(Items listed in a dataset)
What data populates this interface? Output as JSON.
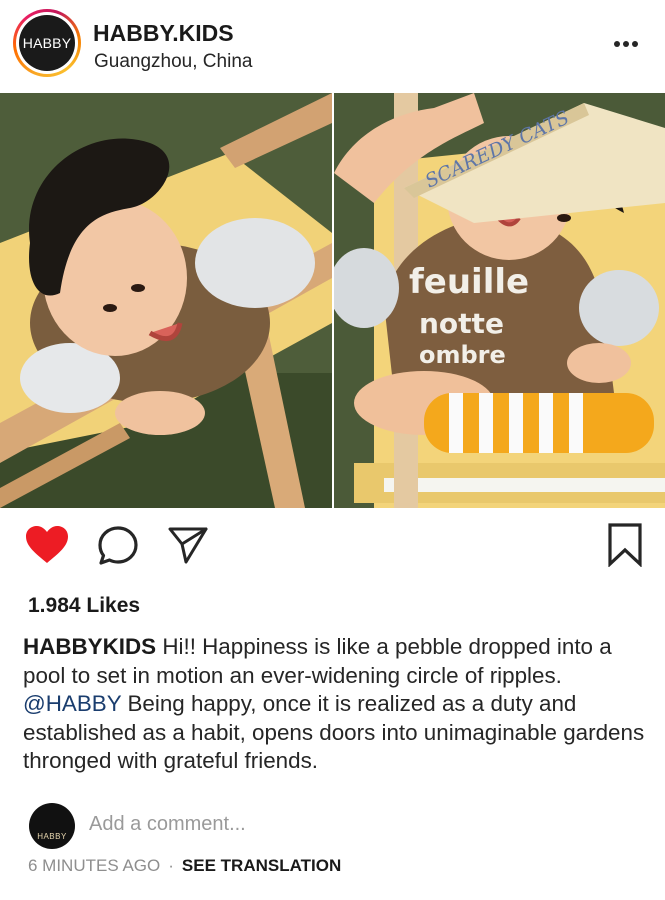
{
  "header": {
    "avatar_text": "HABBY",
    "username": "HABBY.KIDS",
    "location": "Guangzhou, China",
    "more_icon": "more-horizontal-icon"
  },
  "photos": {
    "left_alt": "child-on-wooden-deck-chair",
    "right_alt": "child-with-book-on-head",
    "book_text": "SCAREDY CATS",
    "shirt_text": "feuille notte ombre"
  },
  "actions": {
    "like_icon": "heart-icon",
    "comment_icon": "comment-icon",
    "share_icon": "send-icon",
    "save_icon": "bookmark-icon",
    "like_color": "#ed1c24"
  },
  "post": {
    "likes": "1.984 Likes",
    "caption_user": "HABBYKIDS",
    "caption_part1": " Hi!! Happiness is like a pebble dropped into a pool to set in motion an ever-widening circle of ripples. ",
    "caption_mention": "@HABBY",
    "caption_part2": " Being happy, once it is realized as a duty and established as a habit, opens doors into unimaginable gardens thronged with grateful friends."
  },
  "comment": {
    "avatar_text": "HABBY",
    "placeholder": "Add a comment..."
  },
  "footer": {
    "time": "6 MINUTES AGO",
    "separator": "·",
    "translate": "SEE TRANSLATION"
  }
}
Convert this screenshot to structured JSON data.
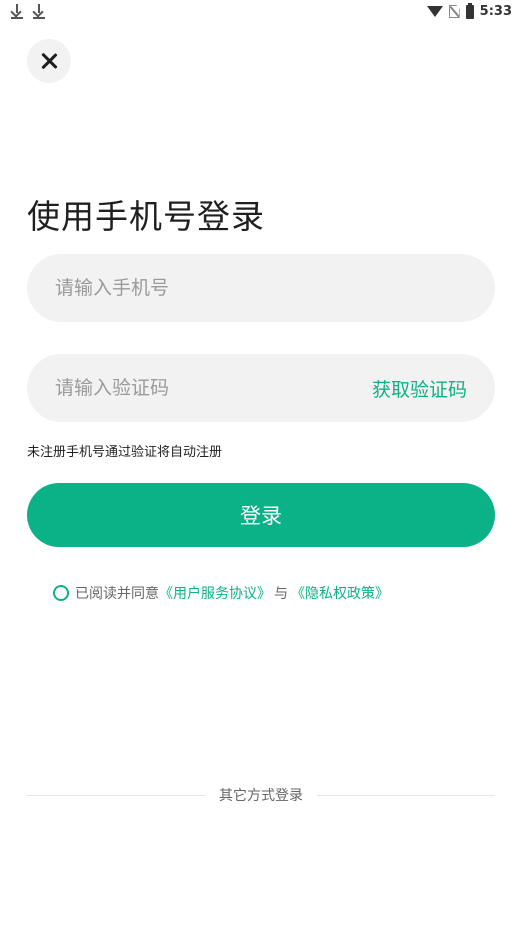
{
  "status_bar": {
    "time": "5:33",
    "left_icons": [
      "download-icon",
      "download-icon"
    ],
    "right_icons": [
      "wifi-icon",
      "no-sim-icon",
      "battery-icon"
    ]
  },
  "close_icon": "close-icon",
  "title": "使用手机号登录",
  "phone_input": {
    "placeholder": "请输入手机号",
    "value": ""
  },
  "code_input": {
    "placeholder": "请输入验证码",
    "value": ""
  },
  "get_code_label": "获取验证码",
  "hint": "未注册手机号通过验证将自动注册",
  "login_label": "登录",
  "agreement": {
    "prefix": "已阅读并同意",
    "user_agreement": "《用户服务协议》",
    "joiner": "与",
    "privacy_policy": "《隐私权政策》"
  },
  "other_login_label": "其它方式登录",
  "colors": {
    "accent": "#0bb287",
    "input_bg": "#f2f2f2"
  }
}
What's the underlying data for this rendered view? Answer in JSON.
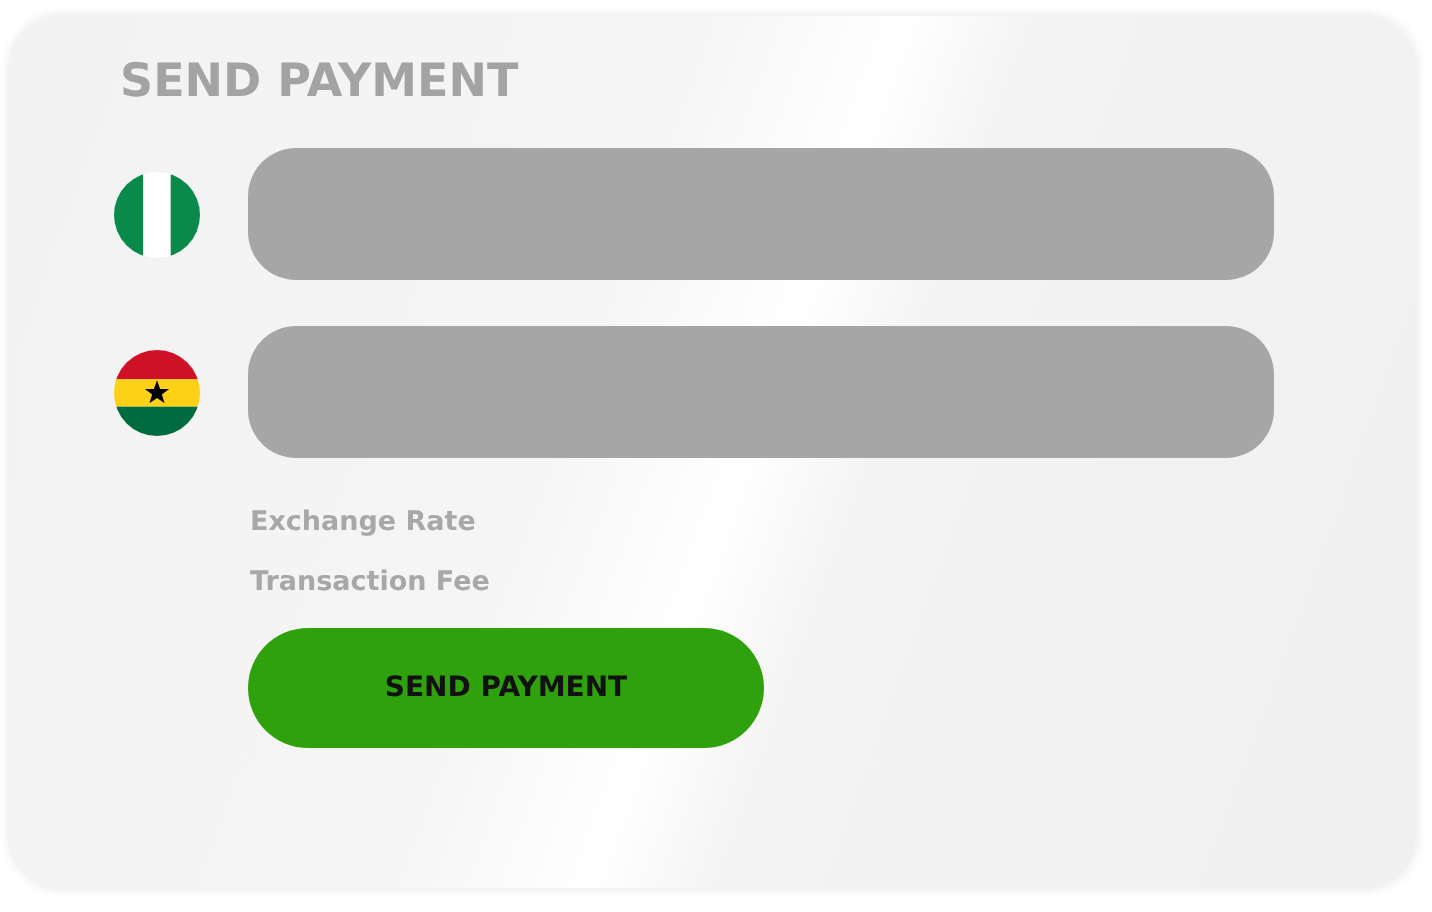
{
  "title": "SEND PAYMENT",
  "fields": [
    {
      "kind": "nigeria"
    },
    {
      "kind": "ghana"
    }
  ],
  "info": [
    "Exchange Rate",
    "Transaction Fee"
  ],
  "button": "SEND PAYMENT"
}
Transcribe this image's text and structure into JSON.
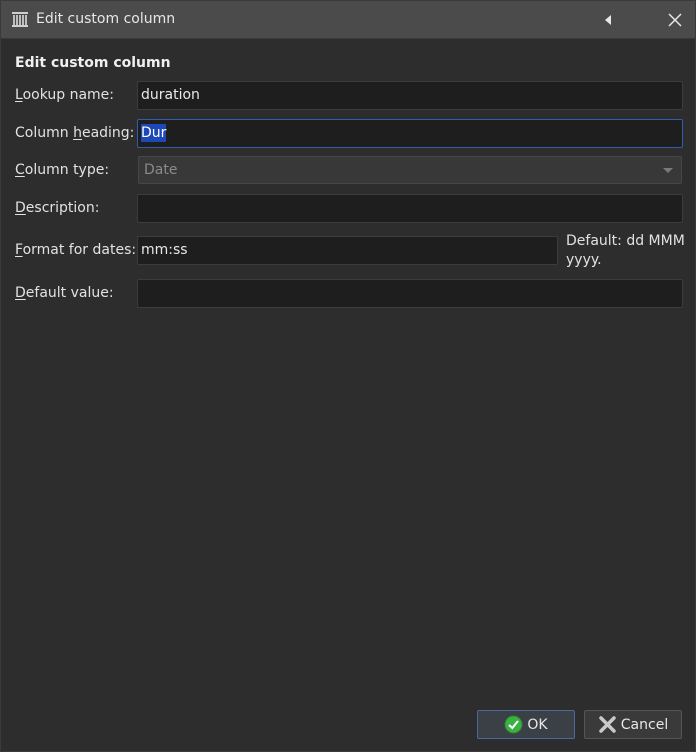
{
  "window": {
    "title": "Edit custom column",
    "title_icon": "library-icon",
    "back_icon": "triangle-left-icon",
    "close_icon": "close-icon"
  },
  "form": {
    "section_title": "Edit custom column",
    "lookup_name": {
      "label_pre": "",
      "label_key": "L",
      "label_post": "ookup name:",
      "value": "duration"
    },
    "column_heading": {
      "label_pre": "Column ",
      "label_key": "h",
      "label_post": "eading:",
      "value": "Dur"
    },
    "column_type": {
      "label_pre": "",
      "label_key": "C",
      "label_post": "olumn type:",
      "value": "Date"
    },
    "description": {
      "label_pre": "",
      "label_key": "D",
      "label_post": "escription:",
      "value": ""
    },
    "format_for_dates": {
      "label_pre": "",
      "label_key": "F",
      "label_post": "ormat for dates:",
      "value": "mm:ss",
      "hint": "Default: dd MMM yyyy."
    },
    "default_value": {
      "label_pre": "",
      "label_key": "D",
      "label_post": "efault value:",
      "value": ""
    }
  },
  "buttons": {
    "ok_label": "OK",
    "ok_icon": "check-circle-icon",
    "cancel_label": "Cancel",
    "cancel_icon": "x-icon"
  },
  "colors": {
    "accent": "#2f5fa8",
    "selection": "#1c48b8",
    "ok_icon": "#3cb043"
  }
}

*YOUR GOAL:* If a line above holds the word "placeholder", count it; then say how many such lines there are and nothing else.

*EXPECTED ANSWER:* 3